DATA SECTION –
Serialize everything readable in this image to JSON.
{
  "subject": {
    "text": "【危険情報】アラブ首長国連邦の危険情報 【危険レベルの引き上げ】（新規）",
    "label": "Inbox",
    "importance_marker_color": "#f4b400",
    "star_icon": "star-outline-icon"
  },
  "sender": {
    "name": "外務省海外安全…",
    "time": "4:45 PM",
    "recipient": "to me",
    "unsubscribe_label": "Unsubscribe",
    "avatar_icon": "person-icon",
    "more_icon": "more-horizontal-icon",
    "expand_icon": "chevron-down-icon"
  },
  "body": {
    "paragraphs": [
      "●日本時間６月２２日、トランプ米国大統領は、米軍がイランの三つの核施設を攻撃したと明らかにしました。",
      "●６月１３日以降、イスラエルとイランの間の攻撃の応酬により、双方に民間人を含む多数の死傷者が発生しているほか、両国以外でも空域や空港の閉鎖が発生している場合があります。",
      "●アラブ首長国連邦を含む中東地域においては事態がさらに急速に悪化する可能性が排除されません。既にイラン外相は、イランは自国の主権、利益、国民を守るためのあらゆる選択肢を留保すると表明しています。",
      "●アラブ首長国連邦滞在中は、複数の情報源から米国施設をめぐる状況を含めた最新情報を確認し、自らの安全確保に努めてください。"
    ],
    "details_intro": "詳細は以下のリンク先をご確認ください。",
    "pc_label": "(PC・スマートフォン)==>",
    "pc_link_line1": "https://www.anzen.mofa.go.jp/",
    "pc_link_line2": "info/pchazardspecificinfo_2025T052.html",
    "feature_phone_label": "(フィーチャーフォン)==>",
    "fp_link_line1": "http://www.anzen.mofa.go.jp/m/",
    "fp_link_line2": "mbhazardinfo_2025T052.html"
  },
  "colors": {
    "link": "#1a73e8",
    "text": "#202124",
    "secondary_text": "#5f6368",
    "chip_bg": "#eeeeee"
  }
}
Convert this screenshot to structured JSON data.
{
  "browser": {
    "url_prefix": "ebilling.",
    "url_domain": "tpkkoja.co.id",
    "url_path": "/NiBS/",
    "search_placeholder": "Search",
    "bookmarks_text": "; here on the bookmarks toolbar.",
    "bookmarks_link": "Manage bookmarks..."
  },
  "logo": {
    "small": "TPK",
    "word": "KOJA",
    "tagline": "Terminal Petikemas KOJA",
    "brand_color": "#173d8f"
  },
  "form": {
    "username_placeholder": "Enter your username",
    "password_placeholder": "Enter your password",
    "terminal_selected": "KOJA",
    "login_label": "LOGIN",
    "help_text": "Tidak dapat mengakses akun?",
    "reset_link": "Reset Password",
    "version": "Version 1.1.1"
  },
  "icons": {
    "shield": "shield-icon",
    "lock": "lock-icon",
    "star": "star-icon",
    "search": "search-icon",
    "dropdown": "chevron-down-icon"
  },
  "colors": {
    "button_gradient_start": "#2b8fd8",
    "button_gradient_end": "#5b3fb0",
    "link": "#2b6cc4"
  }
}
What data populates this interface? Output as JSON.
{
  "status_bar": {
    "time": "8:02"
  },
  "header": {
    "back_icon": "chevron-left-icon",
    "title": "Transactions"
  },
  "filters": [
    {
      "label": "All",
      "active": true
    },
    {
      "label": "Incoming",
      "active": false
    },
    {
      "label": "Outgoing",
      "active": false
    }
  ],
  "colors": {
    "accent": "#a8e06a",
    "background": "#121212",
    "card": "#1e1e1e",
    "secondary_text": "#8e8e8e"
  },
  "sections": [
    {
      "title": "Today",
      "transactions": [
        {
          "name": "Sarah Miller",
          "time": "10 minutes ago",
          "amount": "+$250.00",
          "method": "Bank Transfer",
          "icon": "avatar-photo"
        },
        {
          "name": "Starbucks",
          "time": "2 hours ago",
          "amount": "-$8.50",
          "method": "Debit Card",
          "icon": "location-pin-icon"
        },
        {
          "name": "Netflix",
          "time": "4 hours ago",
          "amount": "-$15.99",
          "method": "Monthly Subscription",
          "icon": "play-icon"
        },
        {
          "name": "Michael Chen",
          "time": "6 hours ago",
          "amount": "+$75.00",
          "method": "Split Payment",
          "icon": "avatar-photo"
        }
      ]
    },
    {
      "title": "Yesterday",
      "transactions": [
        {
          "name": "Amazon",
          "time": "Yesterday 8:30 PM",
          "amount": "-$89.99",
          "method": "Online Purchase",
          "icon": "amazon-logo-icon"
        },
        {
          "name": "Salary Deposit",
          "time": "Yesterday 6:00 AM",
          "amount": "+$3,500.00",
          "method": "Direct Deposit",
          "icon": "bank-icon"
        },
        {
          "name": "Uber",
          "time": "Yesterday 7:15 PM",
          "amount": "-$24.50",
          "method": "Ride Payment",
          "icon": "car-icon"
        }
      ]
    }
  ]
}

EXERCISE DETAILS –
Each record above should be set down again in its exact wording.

RESPONSE TO THIS EXERCISE –
Serialize everything readable in this image to JSON.
{
  "subject": {
    "text": "【危険情報】アラブ首長国連邦の危険情報 【危険レベルの引き上げ】（新規）",
    "label": "Inbox",
    "importance_marker_color": "#f4b400",
    "star_icon": "star-outline-icon"
  },
  "sender": {
    "name": "外務省海外安全…",
    "time": "4:45 PM",
    "recipient": "to me",
    "unsubscribe_label": "Unsubscribe",
    "avatar_icon": "person-icon",
    "more_icon": "more-horizontal-icon",
    "expand_icon": "chevron-down-icon"
  },
  "body": {
    "paragraphs": [
      "●日本時間６月２２日、トランプ米国大統領は、米軍がイランの三つの核施設を攻撃したと明らかにしました。",
      "●６月１３日以降、イスラエルとイランの間の攻撃の応酬により、双方に民間人を含む多数の死傷者が発生しているほか、両国以外でも空域や空港の閉鎖が発生している場合があります。",
      "●アラブ首長国連邦を含む中東地域においては事態がさらに急速に悪化する可能性が排除されません。既にイラン外相は、イランは自国の主権、利益、国民を守るためのあらゆる選択肢を留保すると表明しています。",
      "●アラブ首長国連邦滞在中は、複数の情報源から米国施設をめぐる状況を含めた最新情報を確認し、自らの安全確保に努めてください。"
    ],
    "details_intro": "詳細は以下のリンク先をご確認ください。",
    "pc_label": "(PC・スマートフォン)==>",
    "pc_link_line1": "https://www.anzen.mofa.go.jp/",
    "pc_link_line2": "info/pchazardspecificinfo_2025T052.html",
    "feature_phone_label": "(フィーチャーフォン)==>",
    "fp_link_line1": "http://www.anzen.mofa.go.jp/m/",
    "fp_link_line2": "mbhazardinfo_2025T052.html"
  },
  "colors": {
    "link": "#1a73e8",
    "text": "#202124",
    "secondary_text": "#5f6368",
    "chip_bg": "#eeeeee"
  }
}
Convert this screenshot to structured JSON data.
{
  "browser": {
    "url_prefix": "ebilling.",
    "url_domain": "tpkkoja.co.id",
    "url_path": "/NiBS/",
    "search_placeholder": "Search",
    "bookmarks_text": "; here on the bookmarks toolbar.",
    "bookmarks_link": "Manage bookmarks..."
  },
  "logo": {
    "small": "TPK",
    "word": "KOJA",
    "tagline": "Terminal Petikemas KOJA",
    "brand_color": "#173d8f"
  },
  "form": {
    "username_placeholder": "Enter your username",
    "password_placeholder": "Enter your password",
    "terminal_selected": "KOJA",
    "login_label": "LOGIN",
    "help_text": "Tidak dapat mengakses akun?",
    "reset_link": "Reset Password",
    "version": "Version 1.1.1"
  },
  "icons": {
    "shield": "shield-icon",
    "lock": "lock-icon",
    "star": "star-icon",
    "search": "search-icon",
    "dropdown": "chevron-down-icon"
  },
  "colors": {
    "button_gradient_start": "#2b8fd8",
    "button_gradient_end": "#5b3fb0",
    "link": "#2b6cc4"
  }
}
What data populates this interface? Output as JSON.
{
  "status_bar": {
    "time": "8:02"
  },
  "header": {
    "back_icon": "chevron-left-icon",
    "title": "Transactions"
  },
  "filters": [
    {
      "label": "All",
      "active": true
    },
    {
      "label": "Incoming",
      "active": false
    },
    {
      "label": "Outgoing",
      "active": false
    }
  ],
  "colors": {
    "accent": "#a8e06a",
    "background": "#121212",
    "card": "#1e1e1e",
    "secondary_text": "#8e8e8e"
  },
  "sections": [
    {
      "title": "Today",
      "transactions": [
        {
          "name": "Sarah Miller",
          "time": "10 minutes ago",
          "amount": "+$250.00",
          "method": "Bank Transfer",
          "icon": "avatar-photo"
        },
        {
          "name": "Starbucks",
          "time": "2 hours ago",
          "amount": "-$8.50",
          "method": "Debit Card",
          "icon": "location-pin-icon"
        },
        {
          "name": "Netflix",
          "time": "4 hours ago",
          "amount": "-$15.99",
          "method": "Monthly Subscription",
          "icon": "play-icon"
        },
        {
          "name": "Michael Chen",
          "time": "6 hours ago",
          "amount": "+$75.00",
          "method": "Split Payment",
          "icon": "avatar-photo"
        }
      ]
    },
    {
      "title": "Yesterday",
      "transactions": [
        {
          "name": "Amazon",
          "time": "Yesterday 8:30 PM",
          "amount": "-$89.99",
          "method": "Online Purchase",
          "icon": "amazon-logo-icon"
        },
        {
          "name": "Salary Deposit",
          "time": "Yesterday 6:00 AM",
          "amount": "+$3,500.00",
          "method": "Direct Deposit",
          "icon": "bank-icon"
        },
        {
          "name": "Uber",
          "time": "Yesterday 7:15 PM",
          "amount": "-$24.50",
          "method": "Ride Payment",
          "icon": "car-icon"
        }
      ]
    }
  ]
}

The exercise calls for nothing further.